Once Threads has ingested the email from an IMAP folder, it deletes the email from the Threads account. This handling of IMAP folder in the Threads account is slightly different from IMAP folders in Subscriber account where Threads attempt to synchronise Projects.
It is important to understand that the process of copying an email from one email account to another is not the same as forwarding or cc’ing. A copied email is a clone of the original with all headers remaining intact. An email may be copied by means of a rule or special command. For example in OSX Mail…
The paragraphs below summarise the advantages and disadvantages of different types of ingestion.
Pulled Ingestion Advantages
- Easier to set up for a small number of users.
- Requires no email-server administration privilege.
Pulled Ingestion Disadvantages
- Requires Threads to have authentication details of any subscriber accounts.
- Susceptible to failing due to password changes.
- Generally slower than push ingestion due to the fact that previously ingested mail has to be processed.
Pushed Ingestion Advantages
- Unnecessary to share any email account authentication details although a server-based rule will need to be set up by server administrator.
- Impervious to password changes.
- Fast ingestion since previously ingested mails are deleted and need not be processed.
- Unnecessary to share authentication details of
Pushed Ingestion Disadvantages
- Need to create rules.
- Where email is pushed by server-based rule, users have no control over which email is pushed.
Sharing internal email
Some organisations will wish to share internal email – that is email exclusively between users with no non-user senders or recipients – and others will not.
If it is required to keep exclusively local email private, then this can be achieved by setting the “hide emails” flag on all channels to be hidden for all (or some) Threads users. Bear in mind that this setting is on contact channels and not on users, hence it is possible to selectively hide emails according to which email address is used.

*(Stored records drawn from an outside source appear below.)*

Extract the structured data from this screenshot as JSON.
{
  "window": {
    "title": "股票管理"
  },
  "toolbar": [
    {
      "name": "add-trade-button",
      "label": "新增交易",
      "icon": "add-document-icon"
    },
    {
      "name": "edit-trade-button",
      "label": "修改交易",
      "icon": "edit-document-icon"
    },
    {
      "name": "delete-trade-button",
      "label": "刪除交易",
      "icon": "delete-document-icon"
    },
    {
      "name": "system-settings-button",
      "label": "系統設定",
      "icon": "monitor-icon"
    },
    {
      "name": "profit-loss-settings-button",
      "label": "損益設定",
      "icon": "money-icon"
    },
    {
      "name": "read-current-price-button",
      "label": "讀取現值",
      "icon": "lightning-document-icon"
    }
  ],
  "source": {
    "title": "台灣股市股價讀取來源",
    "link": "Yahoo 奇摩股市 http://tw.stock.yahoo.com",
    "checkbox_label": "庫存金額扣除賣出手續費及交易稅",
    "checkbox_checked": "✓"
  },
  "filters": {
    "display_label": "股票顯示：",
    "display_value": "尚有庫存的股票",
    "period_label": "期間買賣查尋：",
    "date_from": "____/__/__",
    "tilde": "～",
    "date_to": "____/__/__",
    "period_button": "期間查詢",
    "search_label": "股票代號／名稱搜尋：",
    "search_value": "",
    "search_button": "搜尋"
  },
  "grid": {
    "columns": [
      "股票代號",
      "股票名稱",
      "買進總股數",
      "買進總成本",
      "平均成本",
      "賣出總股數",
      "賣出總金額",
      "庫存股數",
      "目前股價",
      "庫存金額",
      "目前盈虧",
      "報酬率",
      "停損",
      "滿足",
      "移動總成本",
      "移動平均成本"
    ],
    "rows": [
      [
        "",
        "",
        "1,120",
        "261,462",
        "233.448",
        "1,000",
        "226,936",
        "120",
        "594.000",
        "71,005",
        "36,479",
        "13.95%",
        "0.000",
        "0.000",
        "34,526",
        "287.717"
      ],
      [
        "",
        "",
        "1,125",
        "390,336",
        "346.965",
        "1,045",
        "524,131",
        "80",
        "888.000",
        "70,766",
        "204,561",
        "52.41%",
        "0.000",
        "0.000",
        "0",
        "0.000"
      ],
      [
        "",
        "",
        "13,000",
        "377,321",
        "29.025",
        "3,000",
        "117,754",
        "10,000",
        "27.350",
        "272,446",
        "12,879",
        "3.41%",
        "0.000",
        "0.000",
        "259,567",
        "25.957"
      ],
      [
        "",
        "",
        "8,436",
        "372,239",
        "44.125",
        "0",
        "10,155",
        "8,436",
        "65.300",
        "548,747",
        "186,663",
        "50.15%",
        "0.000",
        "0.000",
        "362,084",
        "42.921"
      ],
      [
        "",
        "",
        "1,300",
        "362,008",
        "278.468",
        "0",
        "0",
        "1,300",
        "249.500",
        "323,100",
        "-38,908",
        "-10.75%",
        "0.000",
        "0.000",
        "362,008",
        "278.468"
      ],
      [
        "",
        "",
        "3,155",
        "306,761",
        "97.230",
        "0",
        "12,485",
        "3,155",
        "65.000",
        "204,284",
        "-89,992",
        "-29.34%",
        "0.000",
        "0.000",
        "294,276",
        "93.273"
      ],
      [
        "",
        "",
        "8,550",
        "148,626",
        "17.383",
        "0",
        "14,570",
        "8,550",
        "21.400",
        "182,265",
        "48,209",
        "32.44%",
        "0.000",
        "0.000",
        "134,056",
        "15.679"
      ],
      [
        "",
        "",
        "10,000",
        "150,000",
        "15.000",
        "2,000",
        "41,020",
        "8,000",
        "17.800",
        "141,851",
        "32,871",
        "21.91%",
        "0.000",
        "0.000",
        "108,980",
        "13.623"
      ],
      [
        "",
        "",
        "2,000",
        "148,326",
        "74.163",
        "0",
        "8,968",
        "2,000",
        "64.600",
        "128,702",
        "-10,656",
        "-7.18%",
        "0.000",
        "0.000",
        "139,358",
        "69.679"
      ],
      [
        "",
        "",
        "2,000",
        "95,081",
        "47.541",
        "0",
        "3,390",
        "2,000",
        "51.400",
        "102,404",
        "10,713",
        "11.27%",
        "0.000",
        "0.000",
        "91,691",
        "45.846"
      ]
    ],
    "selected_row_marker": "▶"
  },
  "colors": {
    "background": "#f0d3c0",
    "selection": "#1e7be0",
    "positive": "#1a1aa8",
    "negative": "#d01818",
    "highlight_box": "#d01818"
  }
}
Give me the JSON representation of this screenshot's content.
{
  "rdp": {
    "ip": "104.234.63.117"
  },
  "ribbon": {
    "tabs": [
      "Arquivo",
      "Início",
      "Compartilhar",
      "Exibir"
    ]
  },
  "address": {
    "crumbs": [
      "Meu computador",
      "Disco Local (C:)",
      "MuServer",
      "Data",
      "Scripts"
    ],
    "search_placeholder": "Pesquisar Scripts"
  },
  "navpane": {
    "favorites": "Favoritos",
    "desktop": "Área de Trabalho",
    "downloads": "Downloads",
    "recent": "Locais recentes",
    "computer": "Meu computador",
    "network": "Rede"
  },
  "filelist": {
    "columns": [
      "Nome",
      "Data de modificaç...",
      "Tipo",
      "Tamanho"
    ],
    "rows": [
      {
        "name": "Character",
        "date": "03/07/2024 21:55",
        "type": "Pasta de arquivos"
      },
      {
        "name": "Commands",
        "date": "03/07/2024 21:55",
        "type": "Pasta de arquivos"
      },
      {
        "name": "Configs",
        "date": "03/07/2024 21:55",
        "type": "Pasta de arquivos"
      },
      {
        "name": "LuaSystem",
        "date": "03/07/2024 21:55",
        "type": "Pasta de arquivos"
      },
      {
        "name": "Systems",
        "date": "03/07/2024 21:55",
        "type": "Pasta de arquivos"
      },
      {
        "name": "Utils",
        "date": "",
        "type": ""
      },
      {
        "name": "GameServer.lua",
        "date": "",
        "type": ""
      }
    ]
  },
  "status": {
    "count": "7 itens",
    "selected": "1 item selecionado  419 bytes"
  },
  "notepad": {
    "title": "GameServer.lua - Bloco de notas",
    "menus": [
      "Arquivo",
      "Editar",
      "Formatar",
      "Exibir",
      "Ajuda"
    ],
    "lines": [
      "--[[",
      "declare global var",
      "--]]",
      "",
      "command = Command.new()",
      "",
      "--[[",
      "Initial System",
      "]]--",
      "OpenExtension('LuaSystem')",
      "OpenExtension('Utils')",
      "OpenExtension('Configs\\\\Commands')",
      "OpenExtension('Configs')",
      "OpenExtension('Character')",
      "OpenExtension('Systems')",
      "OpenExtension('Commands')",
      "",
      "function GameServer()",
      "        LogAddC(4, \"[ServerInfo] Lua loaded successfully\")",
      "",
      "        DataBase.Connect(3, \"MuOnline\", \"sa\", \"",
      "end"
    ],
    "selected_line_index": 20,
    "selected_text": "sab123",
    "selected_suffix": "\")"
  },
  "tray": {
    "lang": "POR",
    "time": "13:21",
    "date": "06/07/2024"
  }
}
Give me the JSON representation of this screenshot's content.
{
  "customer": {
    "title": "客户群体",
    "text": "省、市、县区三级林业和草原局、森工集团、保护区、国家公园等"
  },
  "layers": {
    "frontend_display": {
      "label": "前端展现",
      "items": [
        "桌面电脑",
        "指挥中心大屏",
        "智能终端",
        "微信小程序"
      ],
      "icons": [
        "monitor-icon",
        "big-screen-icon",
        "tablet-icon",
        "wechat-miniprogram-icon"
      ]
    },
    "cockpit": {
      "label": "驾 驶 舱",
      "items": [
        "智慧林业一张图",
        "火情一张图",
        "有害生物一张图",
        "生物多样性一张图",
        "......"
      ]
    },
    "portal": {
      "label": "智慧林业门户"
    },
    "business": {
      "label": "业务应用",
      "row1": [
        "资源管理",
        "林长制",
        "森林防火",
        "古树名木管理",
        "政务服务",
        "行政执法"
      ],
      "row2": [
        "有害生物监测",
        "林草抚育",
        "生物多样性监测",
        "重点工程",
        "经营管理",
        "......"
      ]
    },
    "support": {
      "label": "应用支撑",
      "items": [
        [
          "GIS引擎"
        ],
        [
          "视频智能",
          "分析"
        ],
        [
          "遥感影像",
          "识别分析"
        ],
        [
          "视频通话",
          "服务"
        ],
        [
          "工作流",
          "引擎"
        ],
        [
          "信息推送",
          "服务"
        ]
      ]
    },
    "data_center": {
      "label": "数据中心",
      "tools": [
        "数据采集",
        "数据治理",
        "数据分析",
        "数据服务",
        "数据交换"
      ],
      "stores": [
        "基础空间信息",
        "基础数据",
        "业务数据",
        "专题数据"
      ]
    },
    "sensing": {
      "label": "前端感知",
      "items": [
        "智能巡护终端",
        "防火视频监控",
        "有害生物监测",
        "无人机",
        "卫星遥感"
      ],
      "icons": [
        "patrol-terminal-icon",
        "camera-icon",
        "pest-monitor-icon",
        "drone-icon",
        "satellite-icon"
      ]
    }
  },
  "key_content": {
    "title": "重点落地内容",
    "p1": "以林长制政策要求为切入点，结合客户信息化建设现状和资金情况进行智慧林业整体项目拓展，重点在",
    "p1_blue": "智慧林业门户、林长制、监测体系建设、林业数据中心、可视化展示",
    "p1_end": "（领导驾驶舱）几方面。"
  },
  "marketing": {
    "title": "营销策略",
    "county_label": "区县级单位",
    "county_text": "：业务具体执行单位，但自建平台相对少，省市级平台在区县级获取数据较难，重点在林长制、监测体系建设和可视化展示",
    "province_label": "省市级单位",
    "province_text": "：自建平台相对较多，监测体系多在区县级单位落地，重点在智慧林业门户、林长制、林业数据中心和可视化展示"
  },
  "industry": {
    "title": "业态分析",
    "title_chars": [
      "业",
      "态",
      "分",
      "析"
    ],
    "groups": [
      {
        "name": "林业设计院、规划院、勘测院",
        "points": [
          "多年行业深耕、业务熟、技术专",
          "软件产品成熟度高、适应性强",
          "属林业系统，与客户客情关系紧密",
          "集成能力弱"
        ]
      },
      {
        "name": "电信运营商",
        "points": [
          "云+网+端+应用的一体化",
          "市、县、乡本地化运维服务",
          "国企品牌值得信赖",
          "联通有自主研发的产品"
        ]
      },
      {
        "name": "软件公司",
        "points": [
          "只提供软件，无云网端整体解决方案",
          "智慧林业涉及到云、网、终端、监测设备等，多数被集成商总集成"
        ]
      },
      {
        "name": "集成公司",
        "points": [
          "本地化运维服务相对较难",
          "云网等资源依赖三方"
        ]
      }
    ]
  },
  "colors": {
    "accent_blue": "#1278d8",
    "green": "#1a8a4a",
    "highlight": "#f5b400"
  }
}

When ingesting by rule, some email servers provide the option of invoking rules only on non-local traffic. If available, this is a better option than using the “hide emails” flag because it reduces the amount of email traffic that Threads must process.
It is difficult, if not impossible to prevent employees from using their company email account for personal communications. However, provided that employees follow some simple guidelines, they should soon be comfortable with Threads ingesting company email directly from the the server. These are as follows:
- Avoid using a company email account for personal communications. If the same contact is known both personally and for business, obtain a private email address for the contact.
- User should set up a separate email account for their personal communications (this can generally be accessed from the same email client).
- Avoid storing personal contact email addresses in Threads – instead use a local private address books.